Below are some records; print every one of them exactly.

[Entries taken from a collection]
-=-=-=-=-
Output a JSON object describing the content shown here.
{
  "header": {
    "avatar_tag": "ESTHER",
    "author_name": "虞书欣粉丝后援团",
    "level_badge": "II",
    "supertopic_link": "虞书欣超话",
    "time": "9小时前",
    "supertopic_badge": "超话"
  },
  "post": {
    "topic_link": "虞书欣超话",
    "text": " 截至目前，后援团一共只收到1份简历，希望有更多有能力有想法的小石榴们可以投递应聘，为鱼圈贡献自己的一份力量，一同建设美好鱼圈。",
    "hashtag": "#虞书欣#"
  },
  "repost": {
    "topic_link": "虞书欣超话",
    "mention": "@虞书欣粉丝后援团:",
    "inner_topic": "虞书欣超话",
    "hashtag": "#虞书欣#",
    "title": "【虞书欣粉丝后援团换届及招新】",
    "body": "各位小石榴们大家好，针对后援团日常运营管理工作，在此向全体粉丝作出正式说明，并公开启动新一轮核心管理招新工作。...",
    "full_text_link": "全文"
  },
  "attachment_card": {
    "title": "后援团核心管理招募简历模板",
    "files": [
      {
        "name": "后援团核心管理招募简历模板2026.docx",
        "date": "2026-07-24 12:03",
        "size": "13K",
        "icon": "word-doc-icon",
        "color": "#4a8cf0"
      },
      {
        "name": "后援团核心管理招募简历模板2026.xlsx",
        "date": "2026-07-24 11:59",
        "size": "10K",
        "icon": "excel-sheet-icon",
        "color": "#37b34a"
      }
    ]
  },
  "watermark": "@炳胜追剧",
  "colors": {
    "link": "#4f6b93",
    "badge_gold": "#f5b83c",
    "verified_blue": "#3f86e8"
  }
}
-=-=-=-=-
#### ANSWER AREA:
Output a JSON object describing the content shown here.
{
  "header": {
    "avatar_tag": "ESTHER",
    "author_name": "虞书欣粉丝后援团",
    "level_badge": "II",
    "supertopic_link": "虞书欣超话",
    "time": "9小时前",
    "supertopic_badge": "超话"
  },
  "post": {
    "topic_link": "虞书欣超话",
    "text": " 截至目前，后援团一共只收到1份简历，希望有更多有能力有想法的小石榴们可以投递应聘，为鱼圈贡献自己的一份力量，一同建设美好鱼圈。",
    "hashtag": "#虞书欣#"
  },
  "repost": {
    "topic_link": "虞书欣超话",
    "mention": "@虞书欣粉丝后援团:",
    "inner_topic": "虞书欣超话",
    "hashtag": "#虞书欣#",
    "title": "【虞书欣粉丝后援团换届及招新】",
    "body": "各位小石榴们大家好，针对后援团日常运营管理工作，在此向全体粉丝作出正式说明，并公开启动新一轮核心管理招新工作。...",
    "full_text_link": "全文"
  },
  "attachment_card": {
    "title": "后援团核心管理招募简历模板",
    "files": [
      {
        "name": "后援团核心管理招募简历模板2026.docx",
        "date": "2026-07-24 12:03",
        "size": "13K",
        "icon": "word-doc-icon",
        "color": "#4a8cf0"
      },
      {
        "name": "后援团核心管理招募简历模板2026.xlsx",
        "date": "2026-07-24 11:59",
        "size": "10K",
        "icon": "excel-sheet-icon",
        "color": "#37b34a"
      }
    ]
  },
  "watermark": "@炳胜追剧",
  "colors": {
    "link": "#4f6b93",
    "badge_gold": "#f5b83c",
    "verified_blue": "#3f86e8"
  }
}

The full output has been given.